— Data shown —
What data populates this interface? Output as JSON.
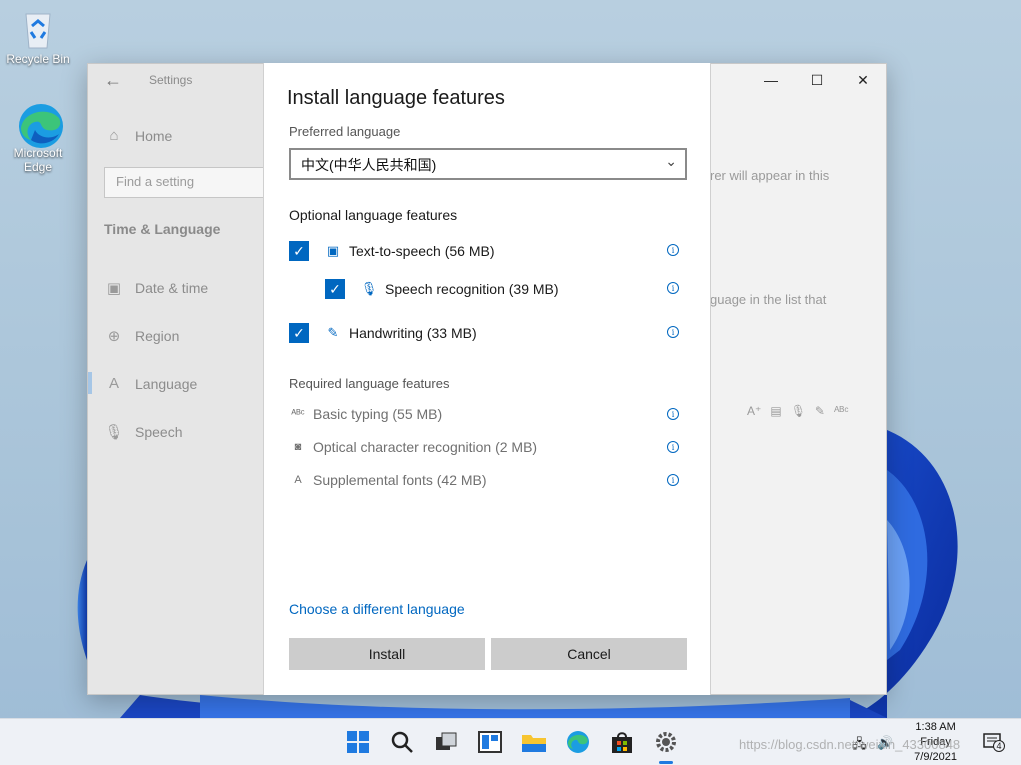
{
  "desktop": {
    "icons": [
      {
        "label": "Recycle Bin"
      },
      {
        "label": "Microsoft Edge"
      }
    ]
  },
  "settings": {
    "app_title": "Settings",
    "search_placeholder": "Find a setting",
    "section_title": "Time & Language",
    "nav": {
      "home": "Home",
      "date_time": "Date & time",
      "region": "Region",
      "language": "Language",
      "speech": "Speech"
    },
    "background_text_1": "rer will appear in this",
    "background_text_2": "guage in the list that"
  },
  "dialog": {
    "title": "Install language features",
    "preferred_label": "Preferred language",
    "preferred_value": "中文(中华人民共和国)",
    "optional_heading": "Optional language features",
    "optional": [
      {
        "label": "Text-to-speech (56 MB)",
        "checked": true
      },
      {
        "label": "Speech recognition (39 MB)",
        "checked": true
      },
      {
        "label": "Handwriting (33 MB)",
        "checked": true
      }
    ],
    "required_heading": "Required language features",
    "required": [
      {
        "label": "Basic typing (55 MB)"
      },
      {
        "label": "Optical character recognition (2 MB)"
      },
      {
        "label": "Supplemental fonts (42 MB)"
      }
    ],
    "change_link": "Choose a different language",
    "install_label": "Install",
    "cancel_label": "Cancel"
  },
  "taskbar": {
    "time": "1:38 AM",
    "day": "Friday",
    "date": "7/9/2021",
    "notification_count": "4",
    "watermark": "https://blog.csdn.net/weixin_43300848"
  },
  "colors": {
    "accent": "#0067c0",
    "button_bg": "#cccccc",
    "sidebar_bg": "#e6e6e6"
  }
}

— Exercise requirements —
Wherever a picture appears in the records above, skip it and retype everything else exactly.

— Task solution —
What data populates this interface? Output as JSON.
{
  "desktop": {
    "icons": [
      {
        "label": "Recycle Bin"
      },
      {
        "label": "Microsoft Edge"
      }
    ]
  },
  "settings": {
    "app_title": "Settings",
    "search_placeholder": "Find a setting",
    "section_title": "Time & Language",
    "nav": {
      "home": "Home",
      "date_time": "Date & time",
      "region": "Region",
      "language": "Language",
      "speech": "Speech"
    },
    "background_text_1": "rer will appear in this",
    "background_text_2": "guage in the list that"
  },
  "dialog": {
    "title": "Install language features",
    "preferred_label": "Preferred language",
    "preferred_value": "中文(中华人民共和国)",
    "optional_heading": "Optional language features",
    "optional": [
      {
        "label": "Text-to-speech (56 MB)",
        "checked": true
      },
      {
        "label": "Speech recognition (39 MB)",
        "checked": true
      },
      {
        "label": "Handwriting (33 MB)",
        "checked": true
      }
    ],
    "required_heading": "Required language features",
    "required": [
      {
        "label": "Basic typing (55 MB)"
      },
      {
        "label": "Optical character recognition (2 MB)"
      },
      {
        "label": "Supplemental fonts (42 MB)"
      }
    ],
    "change_link": "Choose a different language",
    "install_label": "Install",
    "cancel_label": "Cancel"
  },
  "taskbar": {
    "time": "1:38 AM",
    "day": "Friday",
    "date": "7/9/2021",
    "notification_count": "4",
    "watermark": "https://blog.csdn.net/weixin_43300848"
  },
  "colors": {
    "accent": "#0067c0",
    "button_bg": "#cccccc",
    "sidebar_bg": "#e6e6e6"
  }
}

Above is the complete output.